Whereas the majority of men with university educations have a career as well as a family, only 50 percent of academic women have children. Transgendered and intersexed people As long as a person's perceived physiological sex is consistent with that person's gender identity, the gender role of a person is so much a matter of course in a stable society that people rarely even think of it.

Only in cases where, for whatever reason, an individual has a gender role that is inconsistent with his or her sex will the matter draw attention. While the common assumption, that overall in society there is a high degree of consistency among external genitalia, gender identity, and gender role, is accurate, it is also accurate that a small percentage of people due to a combination of the masculine and feminine in the modern society nature and nurture fall into two closely related categories, atypical gender roles and atypical gender identities.

Transgender people may mix gender roles to form a personally comfortable androgynous combination or transcend the scheme of gender roles completely, regardless of their physiological sex. Transgender people can also be physically androgynous or identify as androgynous. Transsexualism also exists, where a person who is born as one sex and is brought up in that sex, has a gender identity of the opposite sex and wishes to live as that gender. Intersex people have a mismatch between their sexual genetic code and their physical make up, which can result in a person have external genitalia like a female and the body physique like a male.

In Western society, there is a growing acceptance of such transgendered and intersexed people. However, there are some who do not accept these people and may react violently and persecute them: This kind of negative value judgment is sometimes known as transphobia. Nevertheless, such cases of mismatch between a person's physiology, identity, and role are relatively rare.

A large majority of people have matching genitalia and gender identities and their gender role is commensurate with their genitalia. Homosexuality and gender roles Traditional gender roles include male attraction to females, and vice versa. Homosexuallesbianand bisexual people usually do not conform to these expectations.

Same-sex domestic partners also challenge traditional gender roles because it is impossible to divide up household responsibilities along gender lines if both partners attempt to fill the the masculine and feminine in the modern society gender role. Like all live-in couples, same-sex partners usually do come to some arrangement with regard to household responsibilities.

Sometimes these arrangements assign traditional female responsibilities to one partner and traditional male responsibilities to the other, but non-traditional divisions of labor are also quite common. For instance, cleaning and cooking, traditionally both female responsibilities, might be assigned to different people.

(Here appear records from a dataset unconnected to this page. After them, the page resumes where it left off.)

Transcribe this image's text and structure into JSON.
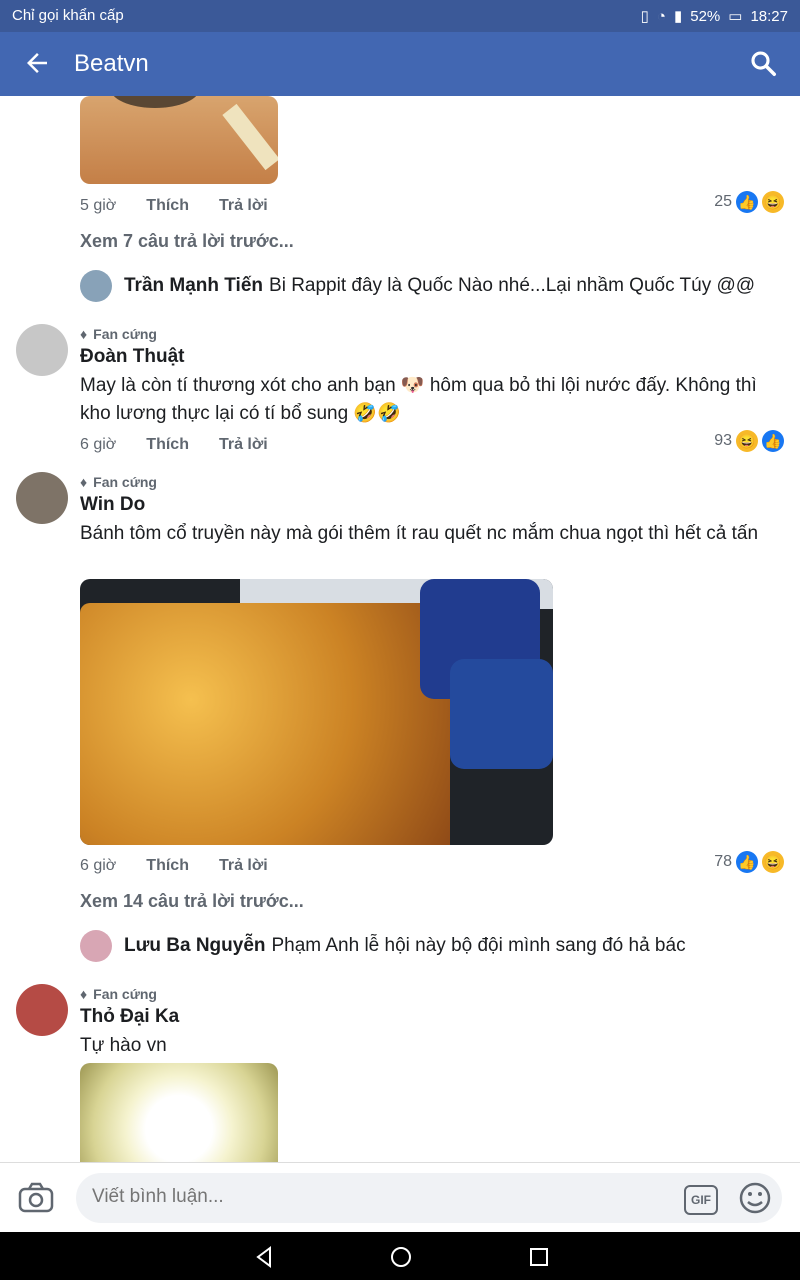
{
  "status_bar": {
    "carrier": "Chỉ gọi khẩn cấp",
    "battery": "52%",
    "time": "18:27"
  },
  "header": {
    "title": "Beatvn"
  },
  "comments": [
    {
      "time": "5 giờ",
      "like": "Thích",
      "reply": "Trả lời",
      "reactions": "25"
    },
    {
      "view_previous": "Xem 7 câu trả lời trước...",
      "reply_name": "Trần Mạnh Tiến",
      "reply_text": "Bi Rappit đây là Quốc Nào nhé...Lại nhầm Quốc Túy @@"
    },
    {
      "badge": "Fan cứng",
      "name": "Đoàn Thuật",
      "text": "May là còn tí thương xót cho anh bạn 🐶 hôm qua bỏ thi lội nước đấy. Không thì kho lương thực lại có tí bổ sung 🤣🤣",
      "time": "6 giờ",
      "like": "Thích",
      "reply": "Trả lời",
      "reactions": "93"
    },
    {
      "badge": "Fan cứng",
      "name": "Win Do",
      "text": "Bánh tôm cổ truyền này mà gói thêm ít rau quết nc mắm chua ngọt thì hết cả tấn",
      "time": "6 giờ",
      "like": "Thích",
      "reply": "Trả lời",
      "reactions": "78"
    },
    {
      "view_previous": "Xem 14 câu trả lời trước...",
      "reply_name": "Lưu Ba Nguyễn",
      "reply_text": "Phạm Anh lễ hội này bộ đội mình sang đó hả bác"
    },
    {
      "badge": "Fan cứng",
      "name": "Thỏ Đại Ka",
      "text": "Tự hào vn"
    }
  ],
  "composer": {
    "placeholder": "Viết bình luận...",
    "gif": "GIF"
  }
}
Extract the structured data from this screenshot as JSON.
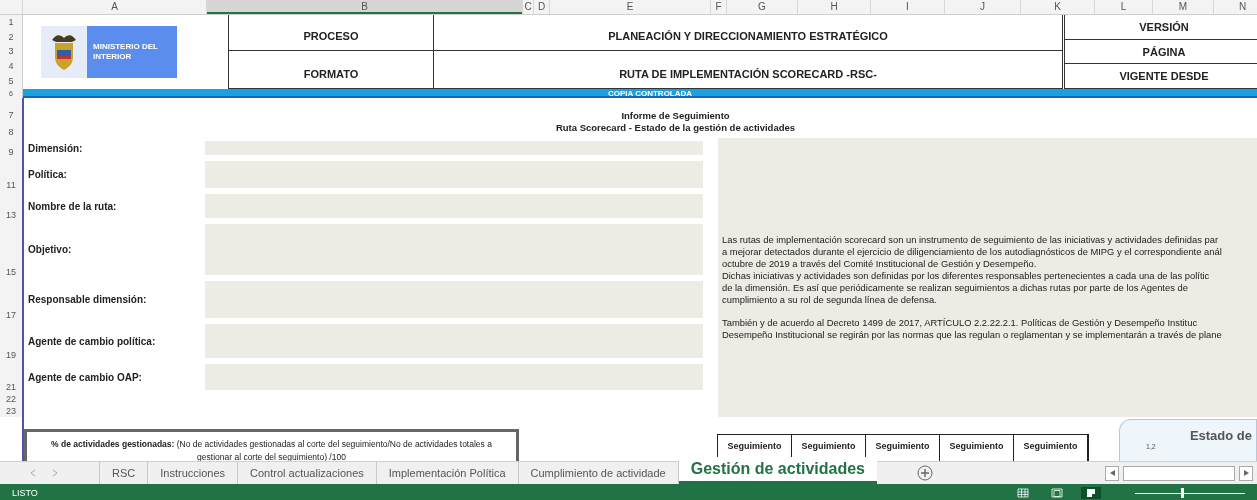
{
  "columns": [
    {
      "label": "A",
      "selected": false
    },
    {
      "label": "B",
      "selected": true
    },
    {
      "label": "C",
      "selected": false
    },
    {
      "label": "D",
      "selected": false
    },
    {
      "label": "E",
      "selected": false
    },
    {
      "label": "F",
      "selected": false
    },
    {
      "label": "G",
      "selected": false
    },
    {
      "label": "H",
      "selected": false
    },
    {
      "label": "I",
      "selected": false
    },
    {
      "label": "J",
      "selected": false
    },
    {
      "label": "K",
      "selected": false
    },
    {
      "label": "L",
      "selected": false
    },
    {
      "label": "M",
      "selected": false
    },
    {
      "label": "N",
      "selected": false
    }
  ],
  "header": {
    "row_numbers": [
      "1",
      "2",
      "3",
      "4",
      "5"
    ],
    "logo_text": "MINISTERIO DEL INTERIOR",
    "labels": [
      "PROCESO",
      "FORMATO"
    ],
    "values": [
      "PLANEACIÓN Y DIRECCIONAMIENTO ESTRATÉGICO",
      "RUTA DE IMPLEMENTACIÓN SCORECARD -RSC-"
    ],
    "meta": [
      "VERSIÓN",
      "PÁGINA",
      "VIGENTE DESDE"
    ]
  },
  "band": {
    "row_number": "6",
    "text": "COPIA CONTROLADA"
  },
  "title": {
    "row_numbers": [
      "7",
      "8"
    ],
    "lines": [
      "Informe de Seguimiento",
      "Ruta Scorecard - Estado de la gestión de actividades"
    ]
  },
  "form_rows": [
    {
      "row_number": "9",
      "label": "Dimensión:"
    },
    {
      "row_number": "11",
      "label": "Política:"
    },
    {
      "row_number": "13",
      "label": "Nombre de la ruta:"
    },
    {
      "row_number": "15",
      "label": "Objetivo:"
    },
    {
      "row_number": "17",
      "label": "Responsable dimensión:"
    },
    {
      "row_number": "19",
      "label": "Agente de cambio política:"
    },
    {
      "row_number": "21",
      "label": "Agente de cambio OAP:"
    }
  ],
  "blank_rows": [
    "22",
    "23"
  ],
  "description": [
    [
      "Las rutas de implementación scorecard son un instrumento de seguimiento de las iniciativas y actividades definidas par",
      "a mejorar detectados durante el ejercicio de diligenciamiento de los autodiagnósticos de MIPG y el correspondiente anál",
      "octubre de 2019 a través del Comité Institucional de Gestión y Desempeño.",
      "Dichas iniciativas y actividades son definidas por los diferentes responsables pertenecientes a cada una de las polític",
      "de la dimensión. Es así que periódicamente se realizan seguimientos a dichas rutas por parte de los Agentes de",
      "cumplimiento a su rol de segunda línea de defensa."
    ],
    [
      "También y de acuerdo al Decreto 1499 de 2017, ARTÍCULO 2.2.22.2.1. Políticas de Gestión y Desempeño Instituc",
      "Desempeño Institucional se regirán por las normas que las regulan o reglamentan y se implementarán a través de plane"
    ]
  ],
  "percent_box": "**% de actividades gestionadas:** (No de actividades gestionadas al corte del seguimiento/No de actividades totales a gestionar al corte del seguimiento) /100",
  "followup_headers": [
    "Seguimiento",
    "Seguimiento",
    "Seguimiento",
    "Seguimiento",
    "Seguimiento"
  ],
  "status_card": {
    "title": "Estado de",
    "axis_label": "1,2"
  },
  "sheet_tabs": [
    {
      "label": "RSC",
      "selected": false
    },
    {
      "label": "Instrucciones",
      "selected": false
    },
    {
      "label": "Control actualizaciones",
      "selected": false
    },
    {
      "label": "Implementación Política",
      "selected": false
    },
    {
      "label": "Cumplimiento de actividade",
      "selected": false
    },
    {
      "label": "Gestión de actividades",
      "selected": true
    }
  ],
  "status_bar": {
    "text": "LISTO",
    "views": [
      {
        "kind": "normal",
        "selected": false
      },
      {
        "kind": "layout",
        "selected": false
      },
      {
        "kind": "pagebreak",
        "selected": true
      }
    ],
    "zoom": {
      "level": 0.42
    }
  }
}
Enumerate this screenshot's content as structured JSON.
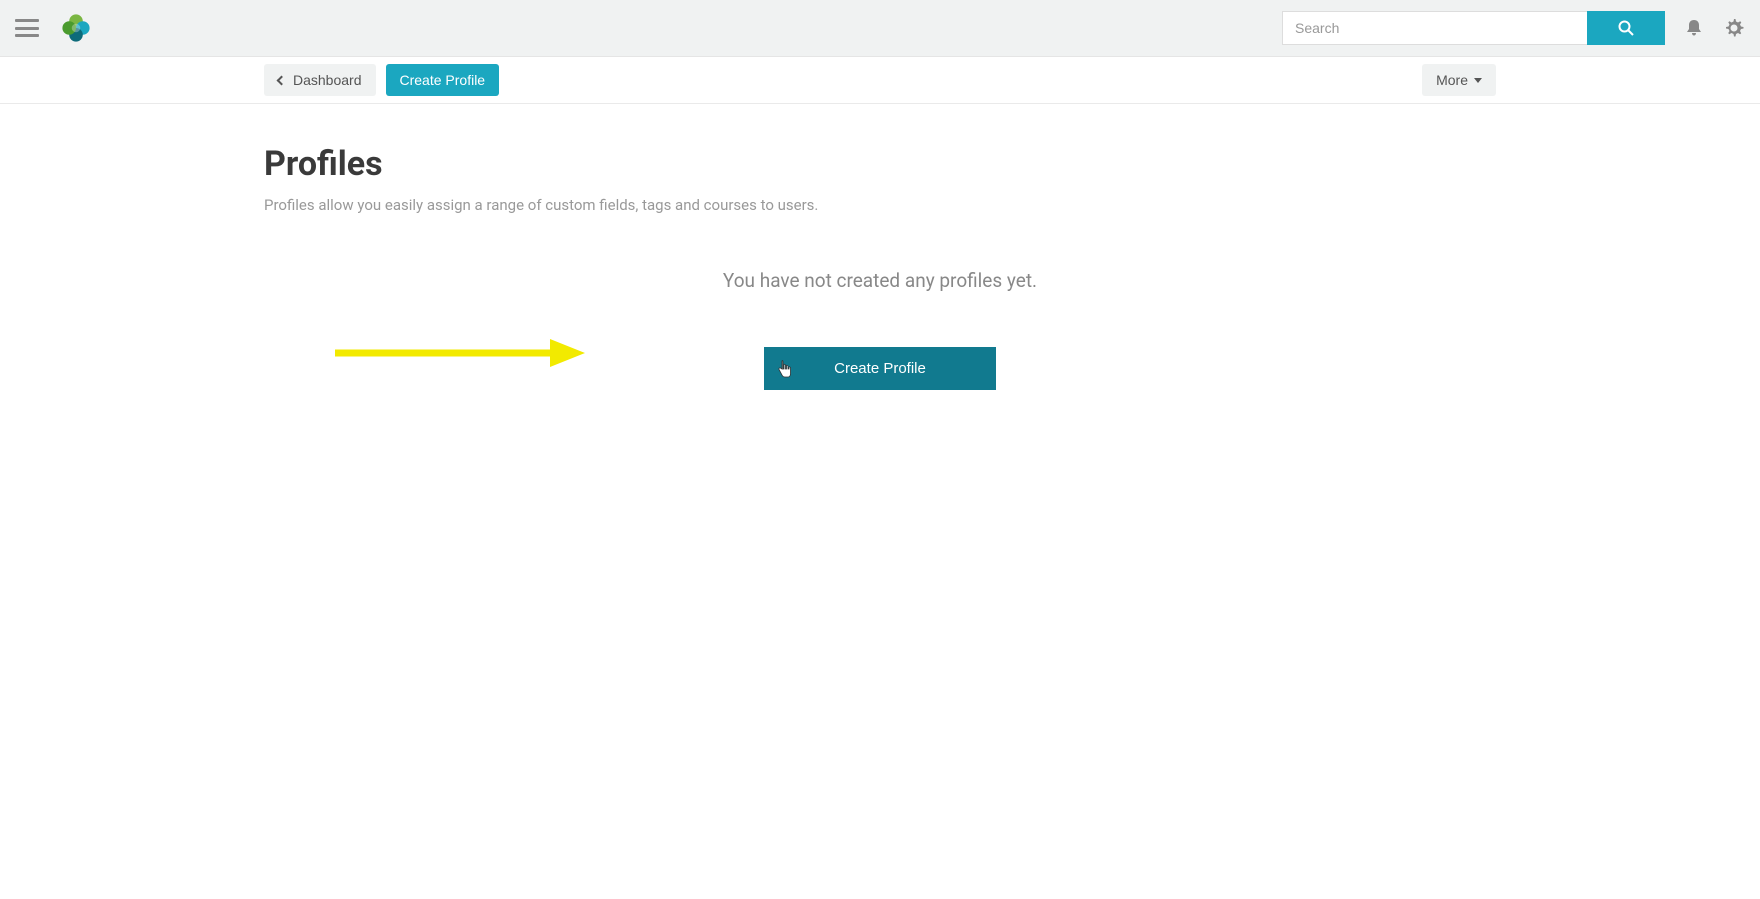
{
  "topbar": {
    "search_placeholder": "Search"
  },
  "subbar": {
    "back_label": "Dashboard",
    "create_label": "Create Profile",
    "more_label": "More"
  },
  "page": {
    "title": "Profiles",
    "subtitle": "Profiles allow you easily assign a range of custom fields, tags and courses to users.",
    "empty_text": "You have not created any profiles yet.",
    "create_button": "Create Profile"
  },
  "colors": {
    "primary": "#1ba7c0",
    "primary_dark": "#117a8f",
    "annotation": "#f2ea00"
  }
}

Distinctive styles of dress, however, are commonly seen in gay and lesbian circles.

These fashions sometimes emulate the traditional styles of the opposite gender for example, lesbians who wear t-shirts and boots instead of skirts and dresses, or gay men who wear clothing with traditionally feminine elements, including displays of jewelry or colorationbut others do not. Fashion choices also do not necessarily align with other elements of gender identity.

  • A large majority of people have matching genitalia and gender identities and their gender role is commensurate with their genitalia;
  • The Myth of masculinity;
  • And even President Obama is getting in on the norm-questioning trend;
  • Open University Press Alsop, R;
  • Sociology of masculinity The closest answer to this question is to state that masculinity The sociology of masculinity concerns the critical study of consists of those behaviors, languages and practices, existing men, their behaviors, practices, values and perspectives;
  • To answer that question, we need to first consider another:

Some fashion and behavioral elements in gay and lesbian culture are novel, and do not really correspond to any traditional gender roles, for example, the popularity of rainbow jewelry.